[Start of Attachment]
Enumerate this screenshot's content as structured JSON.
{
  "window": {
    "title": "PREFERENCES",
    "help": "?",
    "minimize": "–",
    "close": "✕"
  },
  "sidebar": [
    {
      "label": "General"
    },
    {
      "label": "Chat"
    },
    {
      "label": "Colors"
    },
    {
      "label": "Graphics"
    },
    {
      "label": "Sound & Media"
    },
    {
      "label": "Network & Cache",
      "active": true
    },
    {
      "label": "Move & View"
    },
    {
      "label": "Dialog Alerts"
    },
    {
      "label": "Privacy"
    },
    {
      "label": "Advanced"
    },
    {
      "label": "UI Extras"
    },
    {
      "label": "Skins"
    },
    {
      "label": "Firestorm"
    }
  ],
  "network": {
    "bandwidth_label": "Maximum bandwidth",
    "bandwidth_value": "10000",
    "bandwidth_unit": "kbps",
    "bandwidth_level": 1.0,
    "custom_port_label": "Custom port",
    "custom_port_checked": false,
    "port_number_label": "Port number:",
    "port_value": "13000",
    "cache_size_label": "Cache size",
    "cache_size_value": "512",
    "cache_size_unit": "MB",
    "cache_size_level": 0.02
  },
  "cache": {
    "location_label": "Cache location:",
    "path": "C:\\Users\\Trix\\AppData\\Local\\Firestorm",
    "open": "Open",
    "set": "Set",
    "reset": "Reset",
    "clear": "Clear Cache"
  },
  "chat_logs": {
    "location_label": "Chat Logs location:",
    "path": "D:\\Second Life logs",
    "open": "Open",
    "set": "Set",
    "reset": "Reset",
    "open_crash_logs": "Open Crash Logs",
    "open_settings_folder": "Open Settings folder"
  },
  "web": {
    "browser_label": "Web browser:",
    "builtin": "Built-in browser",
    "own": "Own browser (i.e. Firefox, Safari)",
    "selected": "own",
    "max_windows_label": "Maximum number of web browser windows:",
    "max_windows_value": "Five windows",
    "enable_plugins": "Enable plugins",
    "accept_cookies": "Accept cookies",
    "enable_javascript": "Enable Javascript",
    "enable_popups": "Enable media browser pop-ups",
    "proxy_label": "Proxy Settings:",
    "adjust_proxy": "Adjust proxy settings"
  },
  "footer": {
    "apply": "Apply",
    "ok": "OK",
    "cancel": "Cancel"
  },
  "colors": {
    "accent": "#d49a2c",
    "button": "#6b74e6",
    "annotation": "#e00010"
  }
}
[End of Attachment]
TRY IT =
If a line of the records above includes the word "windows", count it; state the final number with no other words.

ANSWER AREA =
2